Lewis drawing

Here is one of the fabulous puffins the children drew on the outside of those two manilla envelopes. As you can see, there are some talented artists at St Matthew’s Primary! The children all wrote to tell me how much they enjoyed my book, and many of them asked me if I would come and visit their school. How can I possibly resist?

Grace's letter

All the children’s letters were beautifully illustrated with so much imagination! I was also very impressed with their handwriting, as they are all only six years old. They told me about their favourite part of the story (such as when Lewis flies up to rescue Karla koala at the top of the tent). I was very pleased to learn that not only is there a Lewis in the class, but there is also a Carla!
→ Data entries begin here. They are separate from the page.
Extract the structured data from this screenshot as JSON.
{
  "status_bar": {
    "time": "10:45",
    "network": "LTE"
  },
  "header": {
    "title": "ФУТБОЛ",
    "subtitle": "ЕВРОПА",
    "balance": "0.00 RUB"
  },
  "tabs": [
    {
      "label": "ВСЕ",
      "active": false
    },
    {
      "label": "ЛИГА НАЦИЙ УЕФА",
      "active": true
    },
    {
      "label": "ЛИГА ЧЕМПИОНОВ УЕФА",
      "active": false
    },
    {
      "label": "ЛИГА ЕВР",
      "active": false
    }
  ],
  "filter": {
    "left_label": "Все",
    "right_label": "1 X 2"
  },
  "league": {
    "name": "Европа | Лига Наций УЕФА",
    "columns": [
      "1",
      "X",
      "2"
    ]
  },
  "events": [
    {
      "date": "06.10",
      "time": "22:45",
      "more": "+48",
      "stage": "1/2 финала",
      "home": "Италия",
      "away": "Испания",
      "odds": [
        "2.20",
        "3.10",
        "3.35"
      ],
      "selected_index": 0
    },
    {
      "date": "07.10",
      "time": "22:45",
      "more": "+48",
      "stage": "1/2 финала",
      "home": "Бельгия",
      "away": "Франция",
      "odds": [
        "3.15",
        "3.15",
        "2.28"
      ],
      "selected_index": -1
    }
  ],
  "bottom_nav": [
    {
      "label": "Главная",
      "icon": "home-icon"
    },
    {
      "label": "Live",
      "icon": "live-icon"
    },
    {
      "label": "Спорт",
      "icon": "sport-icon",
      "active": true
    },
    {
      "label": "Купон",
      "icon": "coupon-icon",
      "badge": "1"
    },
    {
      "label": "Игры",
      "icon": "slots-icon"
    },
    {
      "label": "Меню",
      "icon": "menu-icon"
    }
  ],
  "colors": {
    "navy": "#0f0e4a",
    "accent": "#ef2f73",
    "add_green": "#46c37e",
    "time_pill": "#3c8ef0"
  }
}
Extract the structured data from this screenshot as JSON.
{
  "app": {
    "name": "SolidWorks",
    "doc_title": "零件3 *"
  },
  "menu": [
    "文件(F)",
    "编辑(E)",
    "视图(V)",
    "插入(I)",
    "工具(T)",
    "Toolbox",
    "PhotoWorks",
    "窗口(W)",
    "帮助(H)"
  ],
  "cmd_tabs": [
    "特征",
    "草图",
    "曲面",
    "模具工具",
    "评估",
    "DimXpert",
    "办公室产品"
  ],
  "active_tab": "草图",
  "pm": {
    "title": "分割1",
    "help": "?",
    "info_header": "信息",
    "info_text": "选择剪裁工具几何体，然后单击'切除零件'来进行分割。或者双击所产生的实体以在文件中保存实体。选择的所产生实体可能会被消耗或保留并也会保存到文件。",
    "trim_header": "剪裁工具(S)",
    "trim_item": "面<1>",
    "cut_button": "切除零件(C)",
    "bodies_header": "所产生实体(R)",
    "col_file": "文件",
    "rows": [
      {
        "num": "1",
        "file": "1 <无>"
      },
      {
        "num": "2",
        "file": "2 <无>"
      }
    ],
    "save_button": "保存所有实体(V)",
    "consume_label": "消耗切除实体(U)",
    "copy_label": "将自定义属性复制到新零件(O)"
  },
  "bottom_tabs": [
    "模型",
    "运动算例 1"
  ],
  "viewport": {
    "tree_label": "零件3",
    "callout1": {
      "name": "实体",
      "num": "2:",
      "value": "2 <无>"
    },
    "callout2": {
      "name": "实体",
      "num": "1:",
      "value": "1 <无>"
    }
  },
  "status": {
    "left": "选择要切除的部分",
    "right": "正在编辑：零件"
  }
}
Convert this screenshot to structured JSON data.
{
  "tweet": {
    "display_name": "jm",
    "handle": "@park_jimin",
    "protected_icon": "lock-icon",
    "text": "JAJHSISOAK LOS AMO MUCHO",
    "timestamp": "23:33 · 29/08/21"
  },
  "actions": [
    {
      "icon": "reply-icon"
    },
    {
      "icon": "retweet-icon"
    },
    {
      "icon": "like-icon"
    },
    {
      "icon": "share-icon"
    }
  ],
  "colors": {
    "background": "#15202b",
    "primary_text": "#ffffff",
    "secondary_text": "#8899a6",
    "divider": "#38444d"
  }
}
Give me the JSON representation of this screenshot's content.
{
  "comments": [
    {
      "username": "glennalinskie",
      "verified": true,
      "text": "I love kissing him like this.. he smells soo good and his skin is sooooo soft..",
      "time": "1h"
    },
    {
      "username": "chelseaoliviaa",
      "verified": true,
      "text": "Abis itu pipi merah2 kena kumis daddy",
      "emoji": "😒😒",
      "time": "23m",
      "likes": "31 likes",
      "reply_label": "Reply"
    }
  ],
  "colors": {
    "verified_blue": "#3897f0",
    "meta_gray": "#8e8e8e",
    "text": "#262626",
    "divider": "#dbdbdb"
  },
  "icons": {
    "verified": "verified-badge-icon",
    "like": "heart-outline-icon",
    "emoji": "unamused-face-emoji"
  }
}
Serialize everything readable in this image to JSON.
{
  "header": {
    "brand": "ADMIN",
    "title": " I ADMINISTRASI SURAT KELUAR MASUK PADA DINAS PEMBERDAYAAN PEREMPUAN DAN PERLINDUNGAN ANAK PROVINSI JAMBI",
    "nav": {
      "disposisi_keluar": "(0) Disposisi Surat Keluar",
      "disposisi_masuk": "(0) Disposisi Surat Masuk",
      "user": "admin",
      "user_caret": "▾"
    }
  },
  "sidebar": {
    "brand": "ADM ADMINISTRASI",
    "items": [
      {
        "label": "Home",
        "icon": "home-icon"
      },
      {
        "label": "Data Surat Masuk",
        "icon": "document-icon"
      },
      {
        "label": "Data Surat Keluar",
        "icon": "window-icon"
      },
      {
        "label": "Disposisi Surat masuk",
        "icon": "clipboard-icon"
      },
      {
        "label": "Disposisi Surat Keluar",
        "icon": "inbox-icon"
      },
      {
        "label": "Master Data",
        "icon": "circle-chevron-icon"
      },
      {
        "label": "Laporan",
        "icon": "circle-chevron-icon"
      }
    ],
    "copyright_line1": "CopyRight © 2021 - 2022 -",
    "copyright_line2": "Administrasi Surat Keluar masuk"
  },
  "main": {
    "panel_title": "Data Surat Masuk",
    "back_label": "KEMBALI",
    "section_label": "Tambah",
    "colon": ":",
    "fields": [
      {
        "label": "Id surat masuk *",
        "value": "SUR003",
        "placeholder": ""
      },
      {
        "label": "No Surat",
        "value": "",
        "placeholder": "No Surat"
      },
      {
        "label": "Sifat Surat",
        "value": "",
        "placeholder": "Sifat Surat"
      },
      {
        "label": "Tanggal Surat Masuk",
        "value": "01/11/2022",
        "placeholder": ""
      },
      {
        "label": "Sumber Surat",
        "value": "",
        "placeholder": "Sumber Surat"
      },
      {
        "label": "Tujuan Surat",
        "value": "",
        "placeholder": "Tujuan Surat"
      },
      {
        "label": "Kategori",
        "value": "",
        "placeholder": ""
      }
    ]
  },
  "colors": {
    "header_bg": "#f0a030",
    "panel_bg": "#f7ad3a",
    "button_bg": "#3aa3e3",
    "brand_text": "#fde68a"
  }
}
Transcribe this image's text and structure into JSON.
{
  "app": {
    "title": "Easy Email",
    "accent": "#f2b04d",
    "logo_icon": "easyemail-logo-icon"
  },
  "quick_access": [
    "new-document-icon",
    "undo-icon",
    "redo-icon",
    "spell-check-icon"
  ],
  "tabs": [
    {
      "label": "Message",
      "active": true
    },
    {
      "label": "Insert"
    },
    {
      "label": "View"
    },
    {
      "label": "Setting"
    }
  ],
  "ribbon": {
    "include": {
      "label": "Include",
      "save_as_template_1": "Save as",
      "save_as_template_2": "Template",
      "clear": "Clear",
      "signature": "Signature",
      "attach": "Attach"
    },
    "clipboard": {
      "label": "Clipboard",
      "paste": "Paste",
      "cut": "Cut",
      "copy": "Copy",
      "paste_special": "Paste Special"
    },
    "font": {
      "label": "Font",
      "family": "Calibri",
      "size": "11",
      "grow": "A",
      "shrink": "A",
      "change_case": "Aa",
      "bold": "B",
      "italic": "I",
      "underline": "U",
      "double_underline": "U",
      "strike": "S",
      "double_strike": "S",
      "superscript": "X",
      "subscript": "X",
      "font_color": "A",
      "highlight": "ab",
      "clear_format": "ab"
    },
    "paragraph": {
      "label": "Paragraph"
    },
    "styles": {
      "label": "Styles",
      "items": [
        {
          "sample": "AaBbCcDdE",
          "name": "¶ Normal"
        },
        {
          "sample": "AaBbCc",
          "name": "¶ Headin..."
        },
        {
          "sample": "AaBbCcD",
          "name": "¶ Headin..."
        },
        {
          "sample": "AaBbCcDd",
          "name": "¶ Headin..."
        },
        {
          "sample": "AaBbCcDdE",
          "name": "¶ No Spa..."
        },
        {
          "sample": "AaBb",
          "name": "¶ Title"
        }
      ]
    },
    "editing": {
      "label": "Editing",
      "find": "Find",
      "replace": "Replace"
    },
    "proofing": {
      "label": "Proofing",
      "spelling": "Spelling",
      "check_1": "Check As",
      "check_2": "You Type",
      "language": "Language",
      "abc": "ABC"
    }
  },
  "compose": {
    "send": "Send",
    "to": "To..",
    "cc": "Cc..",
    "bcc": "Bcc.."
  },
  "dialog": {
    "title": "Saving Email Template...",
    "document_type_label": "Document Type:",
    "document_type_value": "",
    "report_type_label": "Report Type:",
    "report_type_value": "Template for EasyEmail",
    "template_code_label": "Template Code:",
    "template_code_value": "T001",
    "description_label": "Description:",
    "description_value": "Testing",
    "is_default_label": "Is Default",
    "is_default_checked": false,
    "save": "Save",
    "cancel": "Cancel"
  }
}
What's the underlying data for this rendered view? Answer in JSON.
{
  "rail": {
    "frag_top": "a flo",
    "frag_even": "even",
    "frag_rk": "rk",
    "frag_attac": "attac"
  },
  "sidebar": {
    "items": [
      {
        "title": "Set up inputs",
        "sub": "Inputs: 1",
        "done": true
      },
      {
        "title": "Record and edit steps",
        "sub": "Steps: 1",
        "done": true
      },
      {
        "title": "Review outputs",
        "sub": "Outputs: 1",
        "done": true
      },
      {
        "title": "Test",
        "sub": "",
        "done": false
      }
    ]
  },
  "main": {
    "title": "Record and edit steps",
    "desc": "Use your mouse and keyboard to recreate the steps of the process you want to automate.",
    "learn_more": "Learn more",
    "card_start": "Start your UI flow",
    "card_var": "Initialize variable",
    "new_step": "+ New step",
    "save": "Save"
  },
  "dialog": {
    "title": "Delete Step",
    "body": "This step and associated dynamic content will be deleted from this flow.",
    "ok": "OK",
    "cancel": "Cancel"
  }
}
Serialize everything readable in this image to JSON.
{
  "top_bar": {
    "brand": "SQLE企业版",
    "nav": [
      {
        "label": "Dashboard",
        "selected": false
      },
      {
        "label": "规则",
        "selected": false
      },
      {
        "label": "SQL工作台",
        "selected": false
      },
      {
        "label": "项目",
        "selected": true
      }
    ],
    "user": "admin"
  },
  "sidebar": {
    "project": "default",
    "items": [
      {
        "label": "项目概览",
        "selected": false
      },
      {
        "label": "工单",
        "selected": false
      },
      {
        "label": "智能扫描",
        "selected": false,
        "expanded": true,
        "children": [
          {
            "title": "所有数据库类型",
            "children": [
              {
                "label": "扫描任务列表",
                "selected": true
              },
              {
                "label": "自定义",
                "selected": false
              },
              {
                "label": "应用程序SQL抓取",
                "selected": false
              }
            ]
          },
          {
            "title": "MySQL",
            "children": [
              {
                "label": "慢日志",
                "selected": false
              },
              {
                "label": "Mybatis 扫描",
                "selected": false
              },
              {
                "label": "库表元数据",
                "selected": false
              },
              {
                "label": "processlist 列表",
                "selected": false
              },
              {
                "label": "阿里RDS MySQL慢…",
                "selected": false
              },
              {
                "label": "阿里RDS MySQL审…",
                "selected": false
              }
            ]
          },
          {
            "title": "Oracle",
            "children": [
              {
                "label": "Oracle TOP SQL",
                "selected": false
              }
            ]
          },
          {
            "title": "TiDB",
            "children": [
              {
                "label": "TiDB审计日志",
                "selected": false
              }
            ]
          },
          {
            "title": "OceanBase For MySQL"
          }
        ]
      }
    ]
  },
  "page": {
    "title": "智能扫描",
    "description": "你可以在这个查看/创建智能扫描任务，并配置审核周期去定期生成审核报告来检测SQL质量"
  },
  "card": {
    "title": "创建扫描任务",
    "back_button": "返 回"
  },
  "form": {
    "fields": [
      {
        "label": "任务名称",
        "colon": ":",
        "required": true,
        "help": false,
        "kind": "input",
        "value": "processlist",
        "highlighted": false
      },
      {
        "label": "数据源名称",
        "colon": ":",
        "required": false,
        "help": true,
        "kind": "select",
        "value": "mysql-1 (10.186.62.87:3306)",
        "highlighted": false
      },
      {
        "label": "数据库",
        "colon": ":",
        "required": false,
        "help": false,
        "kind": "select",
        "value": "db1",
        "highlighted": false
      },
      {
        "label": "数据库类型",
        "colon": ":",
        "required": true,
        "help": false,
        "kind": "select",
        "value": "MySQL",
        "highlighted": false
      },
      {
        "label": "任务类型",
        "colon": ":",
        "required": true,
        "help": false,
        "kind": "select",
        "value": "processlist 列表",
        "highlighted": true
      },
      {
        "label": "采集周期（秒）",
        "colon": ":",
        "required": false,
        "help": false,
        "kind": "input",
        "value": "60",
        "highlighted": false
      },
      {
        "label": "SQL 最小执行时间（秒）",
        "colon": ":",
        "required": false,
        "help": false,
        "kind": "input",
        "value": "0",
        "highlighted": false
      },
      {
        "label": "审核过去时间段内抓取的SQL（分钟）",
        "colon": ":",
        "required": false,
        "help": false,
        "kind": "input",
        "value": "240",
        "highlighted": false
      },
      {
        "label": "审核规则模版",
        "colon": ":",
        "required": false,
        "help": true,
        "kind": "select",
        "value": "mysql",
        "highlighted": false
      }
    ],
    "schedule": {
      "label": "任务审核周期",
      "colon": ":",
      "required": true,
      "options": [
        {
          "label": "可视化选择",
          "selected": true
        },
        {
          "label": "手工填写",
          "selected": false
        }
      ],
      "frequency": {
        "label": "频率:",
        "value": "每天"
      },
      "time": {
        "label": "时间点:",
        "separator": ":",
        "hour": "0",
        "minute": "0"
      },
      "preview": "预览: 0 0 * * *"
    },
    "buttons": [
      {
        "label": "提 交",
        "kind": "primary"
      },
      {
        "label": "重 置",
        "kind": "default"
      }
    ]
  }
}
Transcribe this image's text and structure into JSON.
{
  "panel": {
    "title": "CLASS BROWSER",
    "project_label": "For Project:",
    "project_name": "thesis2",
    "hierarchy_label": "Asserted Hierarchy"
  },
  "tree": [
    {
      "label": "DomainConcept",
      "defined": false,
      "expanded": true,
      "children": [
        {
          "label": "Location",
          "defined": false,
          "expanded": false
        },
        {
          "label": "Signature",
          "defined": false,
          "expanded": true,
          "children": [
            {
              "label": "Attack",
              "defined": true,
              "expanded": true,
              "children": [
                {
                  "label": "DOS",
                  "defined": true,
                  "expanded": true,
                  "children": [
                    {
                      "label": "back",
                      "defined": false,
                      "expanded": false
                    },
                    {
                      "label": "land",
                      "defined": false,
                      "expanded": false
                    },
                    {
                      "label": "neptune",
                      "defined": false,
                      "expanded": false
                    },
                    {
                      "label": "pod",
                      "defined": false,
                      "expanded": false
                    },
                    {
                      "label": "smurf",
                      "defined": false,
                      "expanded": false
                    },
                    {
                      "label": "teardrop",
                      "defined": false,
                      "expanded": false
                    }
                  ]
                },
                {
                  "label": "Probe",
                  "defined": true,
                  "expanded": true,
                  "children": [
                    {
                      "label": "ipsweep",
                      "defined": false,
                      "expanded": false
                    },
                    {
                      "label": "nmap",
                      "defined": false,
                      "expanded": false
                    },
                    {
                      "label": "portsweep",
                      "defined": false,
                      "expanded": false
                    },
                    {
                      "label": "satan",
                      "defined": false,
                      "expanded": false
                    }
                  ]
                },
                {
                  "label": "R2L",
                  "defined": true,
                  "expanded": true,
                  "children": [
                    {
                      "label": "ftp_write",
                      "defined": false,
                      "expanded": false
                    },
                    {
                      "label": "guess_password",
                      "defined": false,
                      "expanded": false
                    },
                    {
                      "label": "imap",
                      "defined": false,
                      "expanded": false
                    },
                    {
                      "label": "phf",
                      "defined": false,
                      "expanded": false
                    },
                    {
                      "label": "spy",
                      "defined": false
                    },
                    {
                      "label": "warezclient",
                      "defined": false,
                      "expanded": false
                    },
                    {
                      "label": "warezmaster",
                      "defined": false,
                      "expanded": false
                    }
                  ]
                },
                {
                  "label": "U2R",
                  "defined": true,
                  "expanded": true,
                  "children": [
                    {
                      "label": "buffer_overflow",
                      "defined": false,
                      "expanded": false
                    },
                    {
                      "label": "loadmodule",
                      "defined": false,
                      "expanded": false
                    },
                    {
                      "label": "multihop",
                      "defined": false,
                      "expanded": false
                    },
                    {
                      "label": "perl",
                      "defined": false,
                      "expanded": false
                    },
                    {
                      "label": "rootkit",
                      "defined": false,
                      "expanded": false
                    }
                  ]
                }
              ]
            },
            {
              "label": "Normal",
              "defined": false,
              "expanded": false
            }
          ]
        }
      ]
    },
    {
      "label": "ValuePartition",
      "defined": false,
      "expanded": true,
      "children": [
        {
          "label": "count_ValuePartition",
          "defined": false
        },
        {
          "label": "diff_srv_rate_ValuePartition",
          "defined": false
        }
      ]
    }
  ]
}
She told me her favourite part was when she saw her name in the book.

Eran's puffin

Eran sent me this brilliant drawing of Lewis the clown, with his pompom buttons and colourful beak. I think it looks just like him. He’s clearly in a hurry, but he’d better watch where he’s going or he’ll trip over those big clown shoes!

Olivia's circus tent

Olivia decided to draw the stripy circus tent. She has cleverly remembered to add the ropes that hold the tent up, so it won’t fall over or fly off in the wind.

I sat for a long time looking at all the children’s letters and drawings, thinking how lucky I was to be a picture book author. Who else gets such wonderful surprises in the post? And then I remembered the third envelope. It was from my publisher, and inside was a copy of my new book, Harris the Hero. This story follows on from Lewis Clowns Around, and is all about Lewis’s brother who sets off on an adventure of his own.

Harris the Hero cover

This is another rhyming story and it’s beautifully illustrated by Gabby Grant. In the last book she had to draw all sorts of circus animals, from flying blue monkeys to balancing pandas, but this time she has drawn the many birds and animals that live on the east coast of Scotland. These include puffins, guillemots and seagulls that perch on the rocky cliffs.

birds on cliff

Gabby has also drawn seals, otters, dolphins, fish and one eider duck! All of these creatures come to Harris’s aid when he finds a little lost seal who is stuck in Anstruther Harbour. When Harris and the little seal start to struggle against giant waves, the other friends all come together to help bring the seal home again.

Harris and seal

I can’t wait to share my new book with all the children who have enjoyed Lewis Clowns Around, starting with the P2 pupils at St Matthew’s Primary School! I wonder if there’s a Harris in the class…

Harris in flight